[[ RECORD SET, beginning ]]

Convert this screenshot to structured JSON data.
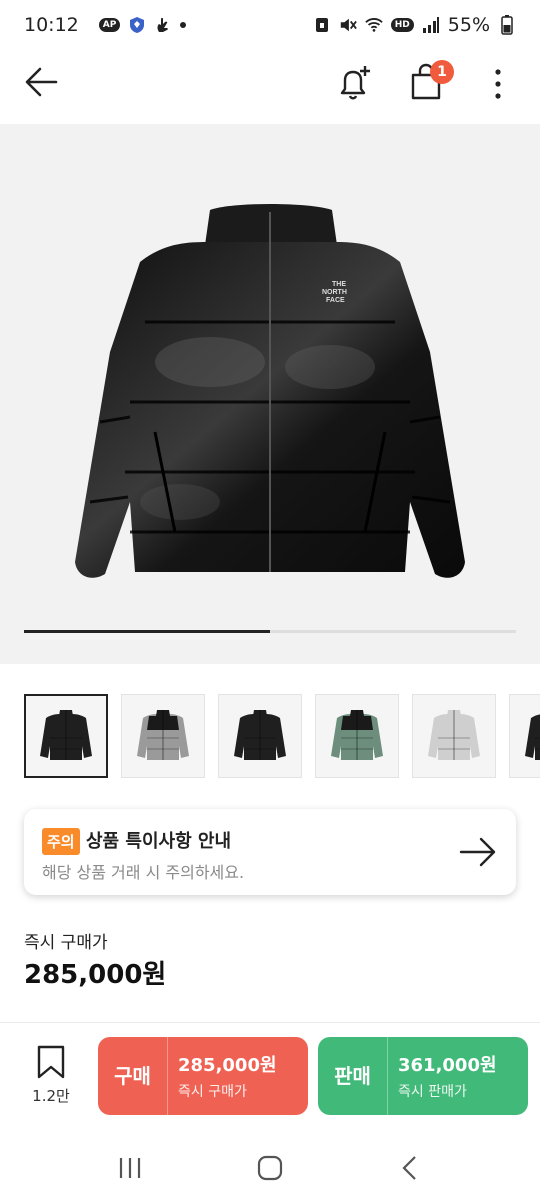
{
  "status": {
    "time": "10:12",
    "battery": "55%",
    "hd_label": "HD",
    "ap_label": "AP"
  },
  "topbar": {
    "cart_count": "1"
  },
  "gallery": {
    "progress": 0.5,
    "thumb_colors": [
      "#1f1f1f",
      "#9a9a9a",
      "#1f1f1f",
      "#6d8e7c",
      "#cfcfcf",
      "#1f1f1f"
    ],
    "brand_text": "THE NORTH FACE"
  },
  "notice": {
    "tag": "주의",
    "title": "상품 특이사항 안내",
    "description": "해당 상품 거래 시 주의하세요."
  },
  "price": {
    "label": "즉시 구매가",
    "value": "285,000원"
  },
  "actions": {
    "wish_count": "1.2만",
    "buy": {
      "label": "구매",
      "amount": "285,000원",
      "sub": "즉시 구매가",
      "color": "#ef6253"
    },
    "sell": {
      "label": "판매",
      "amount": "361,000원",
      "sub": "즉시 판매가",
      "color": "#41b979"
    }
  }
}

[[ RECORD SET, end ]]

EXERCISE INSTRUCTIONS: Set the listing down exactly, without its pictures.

EXPECTED OUTPUT:
Convert this screenshot to structured JSON data.
{
  "status": {
    "time": "10:12",
    "battery": "55%",
    "hd_label": "HD",
    "ap_label": "AP"
  },
  "topbar": {
    "cart_count": "1"
  },
  "gallery": {
    "progress": 0.5,
    "thumb_colors": [
      "#1f1f1f",
      "#9a9a9a",
      "#1f1f1f",
      "#6d8e7c",
      "#cfcfcf",
      "#1f1f1f"
    ],
    "brand_text": "THE NORTH FACE"
  },
  "notice": {
    "tag": "주의",
    "title": "상품 특이사항 안내",
    "description": "해당 상품 거래 시 주의하세요."
  },
  "price": {
    "label": "즉시 구매가",
    "value": "285,000원"
  },
  "actions": {
    "wish_count": "1.2만",
    "buy": {
      "label": "구매",
      "amount": "285,000원",
      "sub": "즉시 구매가",
      "color": "#ef6253"
    },
    "sell": {
      "label": "판매",
      "amount": "361,000원",
      "sub": "즉시 판매가",
      "color": "#41b979"
    }
  }
}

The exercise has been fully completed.